The policy named as additional insureds family members who resided at the insured premises.
On motion for summary judgment, State Farm Lloyds produced evidence in the form of a police report and an order on parent-child relations. This evidence established that Jayden’s accident occurred away from the insured premises. Further, this evidence established that the Richards had custody of Jayden.
The district court granted State Farm Lloyds’ summary judgment motion. The district court reasoned that it could review the extrinsic evidence presented by State Farm Lloyds as the eight-corners rule did not apply due to the absence of language obligating State Farm Lloyds to defend lawsuits that were groundless, false or fraudulent.
The Texas Supreme Court Answers Certified Questions from the Fifth Circuit
On appeal, the Fifth Circuit asked the Texas Supreme Court whether the absence of a groundless, false or fraudulent clause negates the application of the eight-corners rule.
The Texas Supreme Court stated that parties can contract around the eight-corners rule, but ruled that State Farm Lloyds’ policy failed to do so. Further, Texas has never held or suggested that the eight-corners rule is contingent on the presence of a groundless-claims clause.
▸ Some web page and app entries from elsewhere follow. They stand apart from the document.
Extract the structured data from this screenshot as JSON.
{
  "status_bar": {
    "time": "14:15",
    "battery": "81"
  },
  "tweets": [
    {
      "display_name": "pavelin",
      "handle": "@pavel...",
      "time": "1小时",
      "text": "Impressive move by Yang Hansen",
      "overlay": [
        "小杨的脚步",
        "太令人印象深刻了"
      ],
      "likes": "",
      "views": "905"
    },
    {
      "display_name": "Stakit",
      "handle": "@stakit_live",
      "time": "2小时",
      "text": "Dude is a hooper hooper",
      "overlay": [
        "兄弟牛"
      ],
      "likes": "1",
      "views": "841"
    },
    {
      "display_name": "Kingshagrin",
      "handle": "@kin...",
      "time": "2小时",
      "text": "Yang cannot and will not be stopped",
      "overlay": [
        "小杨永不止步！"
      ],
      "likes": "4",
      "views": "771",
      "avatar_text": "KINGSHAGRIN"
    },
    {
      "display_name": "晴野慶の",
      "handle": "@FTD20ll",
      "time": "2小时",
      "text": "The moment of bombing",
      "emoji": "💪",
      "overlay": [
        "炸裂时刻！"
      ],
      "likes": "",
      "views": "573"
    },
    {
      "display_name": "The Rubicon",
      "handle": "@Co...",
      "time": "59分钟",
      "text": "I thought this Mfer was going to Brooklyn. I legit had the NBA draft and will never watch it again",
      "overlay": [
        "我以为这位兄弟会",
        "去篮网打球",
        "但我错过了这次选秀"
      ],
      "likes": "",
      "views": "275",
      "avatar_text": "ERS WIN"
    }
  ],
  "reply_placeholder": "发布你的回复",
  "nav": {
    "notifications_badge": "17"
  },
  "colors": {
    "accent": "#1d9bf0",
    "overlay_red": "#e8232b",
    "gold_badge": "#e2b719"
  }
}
Instead, the court surveyed prior case law and commentary and found that Texas courts have routinely applied the eight-corners rule for decades, without regard to whether the policy contained a groundless-claims clause. The court cited to numerous cases applying the eight-corners rule in the absence of such language.
The Texas Supreme Court stated that the eight-corners rule exists to determine whether or not a policy might apply to a claim, and therefore whether a duty to defend exists. Here, State Farm Lloyds agreed to defend the policyholders if “a claim is made or a suit is brought against an insured for damages because of bodily injury … to which this coverage applies.” To determine whether such a “claim” has been “made” or a “suit” has been “brought,” courts naturally look first to the claims made, to the suit brought. If the claim is “for damages because of bodily injury … to which coverage applies,” the duty to defend is implicated. The eight-corners rule merely acknowledges that, under many common duty-to-defend clauses, only the petition and the policy are relevant to the initial inquiry into whether the petition’s claim fits within the policy’s coverage. This is how Texas courts have long interpreted contractual duties to defend. Making the duty to defend and the duty to indemnify coextensive would negate long-standing case law holding that the duty to defend is broader than the duty to indemnify.
The court acknowledged that insurance companies are able to contract around the -corners rule if they wish to do so, and stated that if any entity was both aware of the eight-corners rule and capable of drafting such a provision, it would be an entity such as State Farm Lloyds. Consequently, the court held that omission of the “groundless, false or fraudulent” language does not, by implication, negate the application of the eight-corners rule.
The Unanswered Question
The Texas Supreme Court limited its review of the case to the narrow certified question presented. The court recognized that federal district courts have considered extrinsic evidence bearing on the duty to defend when (as stated in the Fifth Circuit’s opinion) (1) “it is initially impossible to discern whether coverage is potentially implicated” and (2) “the extrinsic evidence goes solely to a fundamental issue of coverage which does not overlap with the merits of or engage the truth or falsity of any facts alleged in the underlying case.”1 Further, the court acknowledged that several Texas Courts of Appeal have adopted the Fifth Circuit’s approach or something similar and acknowledged the widespread use of this exception. However, the certified question from the Fifth Circuit did not request the court to address this alternate rationale for consideration of extrinsic evidence. Therefore, the court took pains to emphasize that the instant opinion should not be read as a comment on the validity, or lack thereof, of such an argument. Consequently, the Texas Supreme Court explicitly left open the question of whether extrinsic evidence could be used to defeat coverage in other circumstances.